President Obama won in 2008 and has led Mitt Romney for much of the year in part because of his popularity with four key voting groups: blacks, Latinos, women and voters ages 18 to 29.
Will those blocs remain firmly behind the president on Nov. 6, even if Romney performs as strongly the rest of the campaign as he did in last week’s presidential debate? In polls conducted before the debate, the core of Obama’s leads in most of the battleground states came from these voters. In Florida, for example, a recent NBC News/Wall Street Journal/Marist College poll showed the president ahead by 17 points among Latinos. His lead among women was 17 points in Ohio, eight in Virginia. In North Carolina, the president was ahead by 52 points among voters under age 30.
If those groups stick with the president, it severely complicates Romney’s path to victory. The ex-governor must carry at least one of the four states mentioned above to win the election, and having such huge demographic gaps renders that almost impossible.
Romney has competed little for black votes, conceding them in the face of the president’s intense popularity in the African-American community. But Romney may have room for improvement in the other demographic groups.
For example, in 2008, Obama won young voters by 34 points, women by 13 points, and Hispanics by 36. But in 2004, Republicans did much better among these blocs, trailing by only nine among the youth, three with women and nine with Latinos. If Romney gets close to the 2004 margins, he would be the favorite to win the election.

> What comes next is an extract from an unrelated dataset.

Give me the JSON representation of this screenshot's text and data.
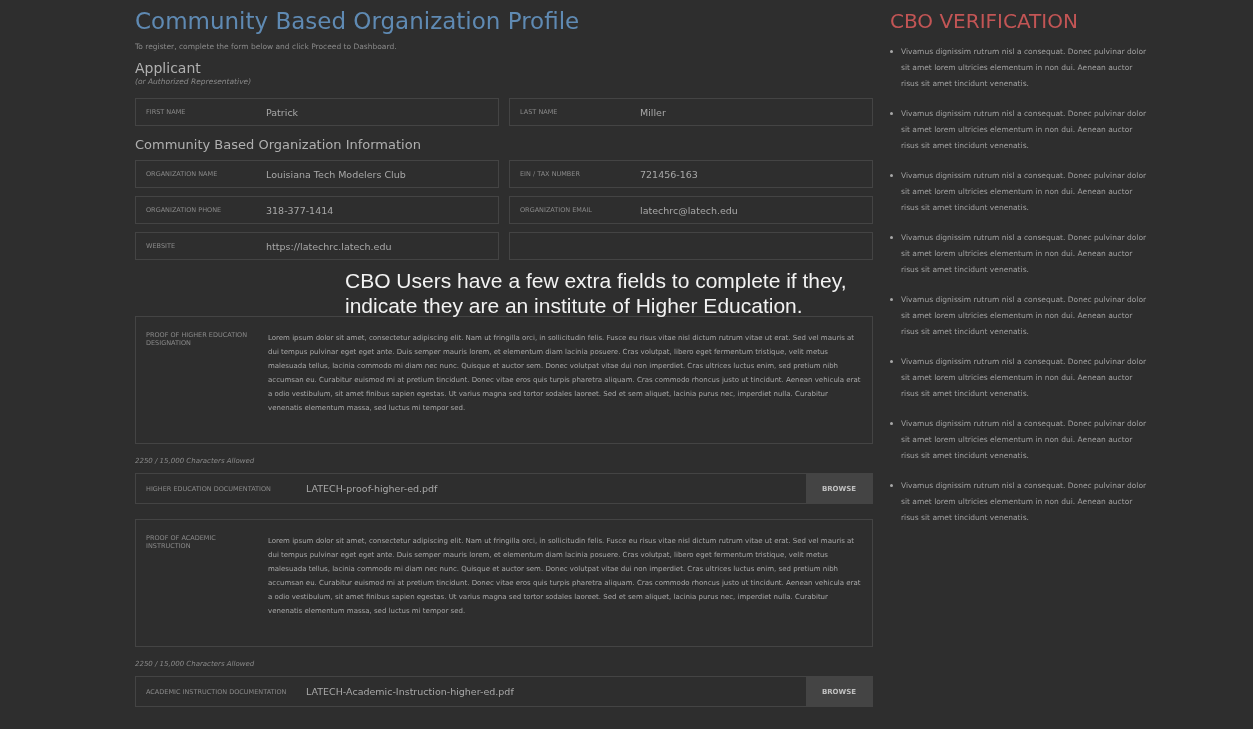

Obama’s campaign, knowing how important these three groups are, has aggressively courted them throughout his four years in office, particularly this year. It was no accident that several of the major speakers at the Democratic National Convention were Latino or that the president has done many more interviews with Latino media outlets than African-American ones. Democrats tried to link the controversial “legitimate rape” comments of Missouri U.S. Senate candidate Todd Akin to the rest of the GOP in part to fire up women against Romney. The Obamas’ numerous appearances at college campuses in swing states are in part because polls suggest young people are less excited about him this election cycle than in 2008.
Romney has tried to compete for these groups as well, but his debate performance demonstrated his clearest path to gains with them. In the debate, unlike throughout much of his campaign, he forcefully (if not accurately at times) rebutted the charge that he is the candidate of the rich. Having a debate largely on economics allowed Romney to avoid talking about immigration, abortion or gay rights, issues on which the positions of Romney (and the broader GOP) are not in sync with these three blocs. (The Republican candidate, for example, is opposed to gay marriage, which most voters under 30 favor.)
The big unknown is if these groups are simply rabidly pro-Obama and/or anti-GOP, or persuadable.
Polling suggests that women with college degrees, for example, are overwhelmingly Democratic. But is this the same for women overall? And is it the same for Latinos? Latino activists are very frustrated with the GOP’s opposition to immigration reform that would make it easier for people who are not here legally to become citizens. Are rank and file Latino voters as concerned about that, and therefore absolutely in the camp of the candidate (Obama) who shares their position on this issue? Or will Romney’s message on the economy resonate now that he has articulated it better?
In some ways, this question gets at the heart of this campaign and politics in 2012. Does America have two coalitions, one that is more elderly and white, the other more black, brown and young, and the winner will be whichever shows up in bigger numbers on Election Day? Or is there a large segment of voters not really attached to their party and open to being influenced by either candidate?